The lives of gender non-conforming gay and bisexual black men in South Africa are generally not well understood by academics. Results of a local study on this group of men, however, have contrasted with previous international research and challenged perceptions of gender and sexual identity. Studies conducted in 2005, 2006 and 2007 in Western countries have consistently demonstrated that as a consequence of more frequent discrimination, gender non-conforming (GNC) gay and bisexual men experience more mental distress than gender conforming gay or bisexual men. Similar studies have not been undertaken in low and middle-income countries, despite the fact that gender non-conformity is evident in expressions of same-sex sexuality in such countries. The recent South African (SA) study explored two things. Firstly, whether GNC among gay and bisexual black men in SA, was associated with depression and, if this is the case, whether the association was mediated or moderated by discrimination. Secondly, the study explored the potential protective effect of being “out” as same-sex oriented as well as community involvement on the relationship between GNC and depression. The study found that in South Africa GNC is pervasive in the expression of same-sex sexuality. It also found that the expression of same-sex sexuality seems to reproduce a binary of masculinity and femininity among gay and bisexual men much more than in developed countries. Furthermore, the study showed that some gay and bisexual black men in SA openly display feminine behaviours and participate in traditionally feminine occupations, while others display more masculine identities. For example, within some black same-sex relationships, there are “wives” and “husbands” with clearly defined boundaries. The study surveyed...

OPINION: GRAPPLING WITH GAUTENG’S PRIDE PROBLEM

It’s Johannesburg (read Sandton) Pride again on the 25th of October and it has reminded Dylan van Vuuren and Gabriel Hoosain Khan of a discussion they don’t believe our community has completely dealt with. And we do need closure on our Pride problems, they say. Van Vuuren and Khan ask you to join them in an attempt at being conscious gay community members. Currently there are five Pride events in Gauteng (Ekurhuleni Pride in KwaThema, Soweto Pride, People’s Pride at Constitution Hill, Johannesburg Pride in Sandton and Pretoria Pride in Centurion). The number of Prides do not reflect a growth in LGBTI activism, these represent a community more divided than ever. Let’s flash back 25 years ago to the first Johannesburg Pride.
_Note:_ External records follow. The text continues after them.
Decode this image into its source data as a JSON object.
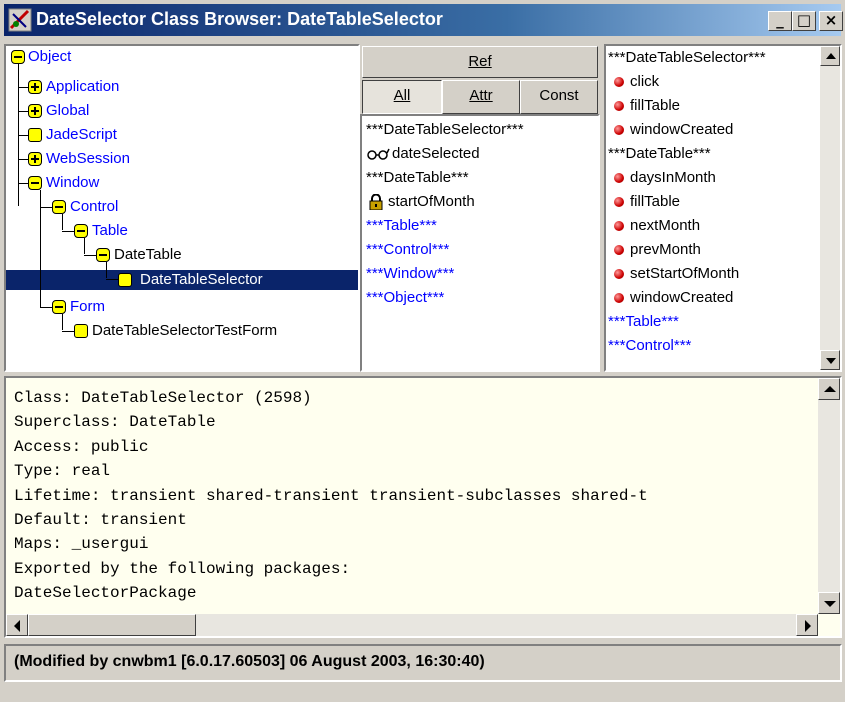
{
  "window": {
    "title": "DateSelector Class Browser: DateTableSelector",
    "minimize_label": "_",
    "maximize_label": "□",
    "close_label": "×"
  },
  "tree": {
    "items": [
      {
        "label": "Object",
        "color": "blue"
      },
      {
        "label": "Application",
        "color": "blue"
      },
      {
        "label": "Global",
        "color": "blue"
      },
      {
        "label": "JadeScript",
        "color": "blue"
      },
      {
        "label": "WebSession",
        "color": "blue"
      },
      {
        "label": "Window",
        "color": "blue"
      },
      {
        "label": "Control",
        "color": "blue"
      },
      {
        "label": "Table",
        "color": "blue"
      },
      {
        "label": "DateTable",
        "color": "black"
      },
      {
        "label": "DateTableSelector",
        "color": "white",
        "selected": true
      },
      {
        "label": "Form",
        "color": "blue"
      },
      {
        "label": "DateTableSelectorTestForm",
        "color": "black"
      }
    ]
  },
  "ref_tabs": {
    "ref": "Ref",
    "all": "All",
    "attr": "Attr",
    "const": "Const"
  },
  "references": [
    {
      "label": "***DateTableSelector***",
      "color": "black"
    },
    {
      "label": "dateSelected",
      "color": "black",
      "icon": "glasses-icon"
    },
    {
      "label": "***DateTable***",
      "color": "black"
    },
    {
      "label": "startOfMonth",
      "color": "black",
      "icon": "lock-icon"
    },
    {
      "label": "***Table***",
      "color": "blue"
    },
    {
      "label": "***Control***",
      "color": "blue"
    },
    {
      "label": "***Window***",
      "color": "blue"
    },
    {
      "label": "***Object***",
      "color": "blue"
    }
  ],
  "methods": [
    {
      "label": "***DateTableSelector***",
      "color": "black",
      "header": true
    },
    {
      "label": "click",
      "color": "black"
    },
    {
      "label": "fillTable",
      "color": "black"
    },
    {
      "label": "windowCreated",
      "color": "black"
    },
    {
      "label": "***DateTable***",
      "color": "black",
      "header": true
    },
    {
      "label": "daysInMonth",
      "color": "black"
    },
    {
      "label": "fillTable",
      "color": "black"
    },
    {
      "label": "nextMonth",
      "color": "black"
    },
    {
      "label": "prevMonth",
      "color": "black"
    },
    {
      "label": "setStartOfMonth",
      "color": "black"
    },
    {
      "label": "windowCreated",
      "color": "black"
    },
    {
      "label": "***Table***",
      "color": "blue",
      "header": true
    },
    {
      "label": "***Control***",
      "color": "blue",
      "header": true
    }
  ],
  "info_lines": [
    "Class: DateTableSelector (2598)",
    "Superclass: DateTable",
    "Access: public",
    "Type: real",
    "Lifetime: transient shared-transient transient-subclasses shared-t",
    "Default: transient",
    "Maps: _usergui",
    "Exported by the following packages:",
    "DateSelectorPackage"
  ],
  "status": "(Modified by cnwbm1 [6.0.17.60503] 06 August 2003, 16:30:40)",
  "colors": {
    "title_bar": "#0a246a",
    "tree_blue": "#0000ff",
    "selection": "#0a246a",
    "info_background": "#ffffef"
  }
}
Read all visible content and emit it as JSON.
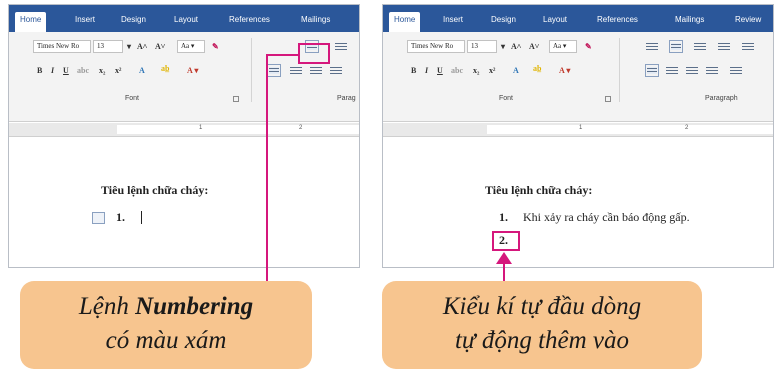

It all started in 1990 as a march organised by a group of activists called the Gays and Lesbians of the Witwatersrand (GLOW). This makes it the longest running and the largest Pride on the continent. It was founded by Simon Nkoli, also an anti-apartheid activist and member of the Congress of South African Student and the United Democratic Front. Simon expressed in his speech at this first march how he experienced racism in the gay rights movement and homophobia in the anti-apartheid movement. The theme of the first Pride was ‘unity in the community’ and the political vision was that of a march that would highlight intersecting forms of discrimination and bring a fractured community together. We have failed at this objective; the issue is now as relevant as ever. (Simon is probably turning in his grave at the state of the Pride movement.) But we...